- Material provided -
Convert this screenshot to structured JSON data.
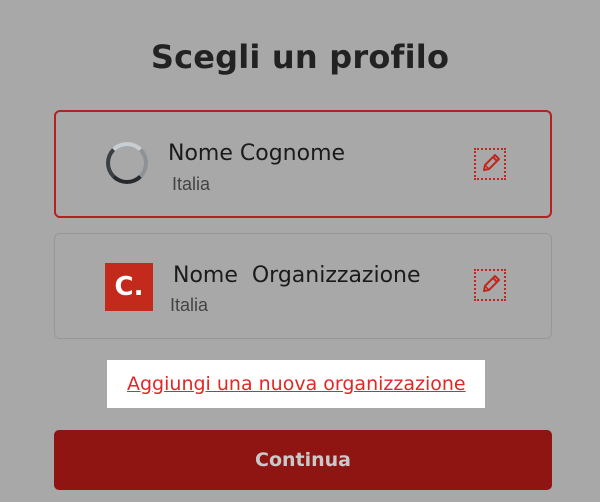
{
  "header": {
    "title": "Scegli un profilo"
  },
  "profiles": [
    {
      "name": "Nome Cognome",
      "country": "Italia",
      "selected": true
    },
    {
      "name": "Nome  Organizzazione",
      "country": "Italia",
      "logo_text": "C.",
      "selected": false
    }
  ],
  "actions": {
    "add_organization_label": "Aggiungi una nuova organizzazione",
    "continue_label": "Continua"
  },
  "colors": {
    "accent": "#c0281f",
    "continue_bg": "#8f1513",
    "link": "#e3262a",
    "backdrop": "#a8a8a8"
  },
  "icons": {
    "edit": "pencil-icon",
    "avatar": "avatar-ring-icon"
  }
}
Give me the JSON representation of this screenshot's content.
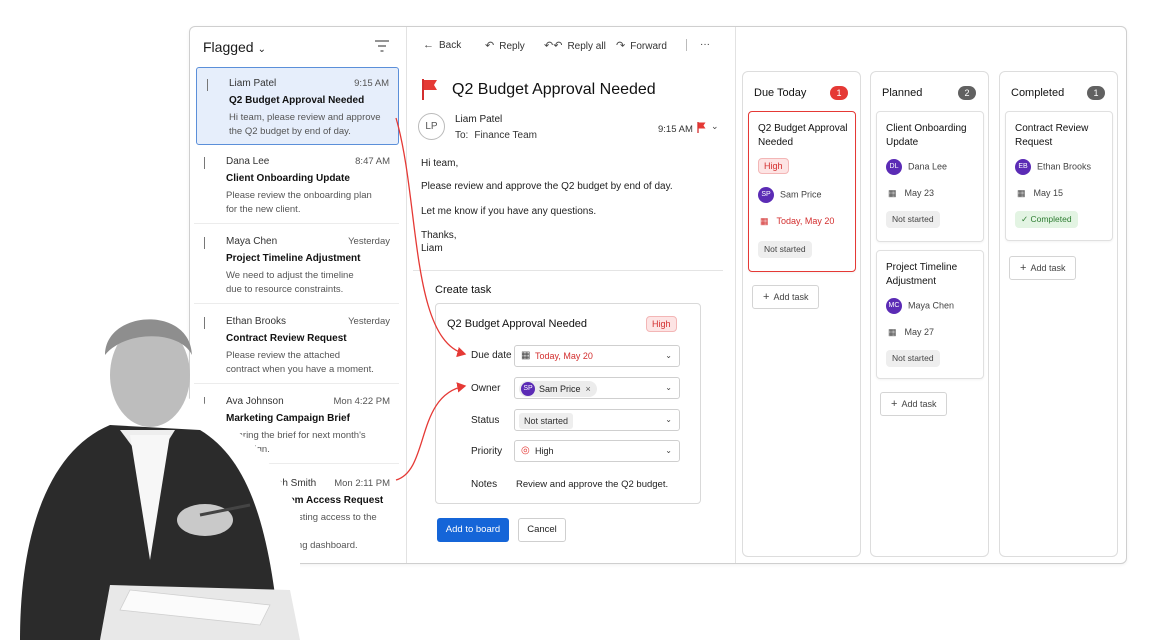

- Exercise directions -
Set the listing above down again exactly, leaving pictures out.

- Solution for this exercise -
Convert this screenshot to structured JSON data.
{
  "header": {
    "title": "Scegli un profilo"
  },
  "profiles": [
    {
      "name": "Nome Cognome",
      "country": "Italia",
      "selected": true
    },
    {
      "name": "Nome  Organizzazione",
      "country": "Italia",
      "logo_text": "C.",
      "selected": false
    }
  ],
  "actions": {
    "add_organization_label": "Aggiungi una nuova organizzazione",
    "continue_label": "Continua"
  },
  "colors": {
    "accent": "#c0281f",
    "continue_bg": "#8f1513",
    "link": "#e3262a",
    "backdrop": "#a8a8a8"
  },
  "icons": {
    "edit": "pencil-icon",
    "avatar": "avatar-ring-icon"
  }
}
Give me the JSON representation of this screenshot's content.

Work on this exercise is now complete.